# Task statement:
The expected answer is the data below, retyped exactly.

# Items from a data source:
*** Block opens ***

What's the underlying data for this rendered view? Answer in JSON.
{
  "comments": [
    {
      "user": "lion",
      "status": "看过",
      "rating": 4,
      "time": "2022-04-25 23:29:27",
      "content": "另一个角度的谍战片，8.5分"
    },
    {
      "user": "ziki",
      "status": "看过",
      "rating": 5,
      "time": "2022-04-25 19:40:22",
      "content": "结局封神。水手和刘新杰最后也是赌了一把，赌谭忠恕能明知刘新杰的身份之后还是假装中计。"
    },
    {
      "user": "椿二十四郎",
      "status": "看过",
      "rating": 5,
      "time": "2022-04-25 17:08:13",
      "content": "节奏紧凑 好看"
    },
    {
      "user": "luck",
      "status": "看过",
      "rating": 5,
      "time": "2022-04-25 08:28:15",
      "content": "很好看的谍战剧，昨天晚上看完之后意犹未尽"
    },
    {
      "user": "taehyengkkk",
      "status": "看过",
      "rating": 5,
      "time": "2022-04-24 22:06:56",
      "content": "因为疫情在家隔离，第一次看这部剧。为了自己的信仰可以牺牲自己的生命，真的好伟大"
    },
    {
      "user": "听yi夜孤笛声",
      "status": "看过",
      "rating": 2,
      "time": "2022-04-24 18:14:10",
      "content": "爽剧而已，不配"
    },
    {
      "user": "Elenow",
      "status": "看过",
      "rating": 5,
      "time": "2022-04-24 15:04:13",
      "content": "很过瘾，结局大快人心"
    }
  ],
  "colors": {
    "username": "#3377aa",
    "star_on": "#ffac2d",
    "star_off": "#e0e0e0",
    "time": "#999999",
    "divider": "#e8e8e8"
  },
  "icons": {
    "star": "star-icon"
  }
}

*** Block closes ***

# Exercise response:
What's the underlying data for this rendered view? Answer in JSON.
{
  "comments": [
    {
      "user": "lion",
      "status": "看过",
      "rating": 4,
      "time": "2022-04-25 23:29:27",
      "content": "另一个角度的谍战片，8.5分"
    },
    {
      "user": "ziki",
      "status": "看过",
      "rating": 5,
      "time": "2022-04-25 19:40:22",
      "content": "结局封神。水手和刘新杰最后也是赌了一把，赌谭忠恕能明知刘新杰的身份之后还是假装中计。"
    },
    {
      "user": "椿二十四郎",
      "status": "看过",
      "rating": 5,
      "time": "2022-04-25 17:08:13",
      "content": "节奏紧凑 好看"
    },
    {
      "user": "luck",
      "status": "看过",
      "rating": 5,
      "time": "2022-04-25 08:28:15",
      "content": "很好看的谍战剧，昨天晚上看完之后意犹未尽"
    },
    {
      "user": "taehyengkkk",
      "status": "看过",
      "rating": 5,
      "time": "2022-04-24 22:06:56",
      "content": "因为疫情在家隔离，第一次看这部剧。为了自己的信仰可以牺牲自己的生命，真的好伟大"
    },
    {
      "user": "听yi夜孤笛声",
      "status": "看过",
      "rating": 2,
      "time": "2022-04-24 18:14:10",
      "content": "爽剧而已，不配"
    },
    {
      "user": "Elenow",
      "status": "看过",
      "rating": 5,
      "time": "2022-04-24 15:04:13",
      "content": "很过瘾，结局大快人心"
    }
  ],
  "colors": {
    "username": "#3377aa",
    "star_on": "#ffac2d",
    "star_off": "#e0e0e0",
    "time": "#999999",
    "divider": "#e8e8e8"
  },
  "icons": {
    "star": "star-icon"
  }
}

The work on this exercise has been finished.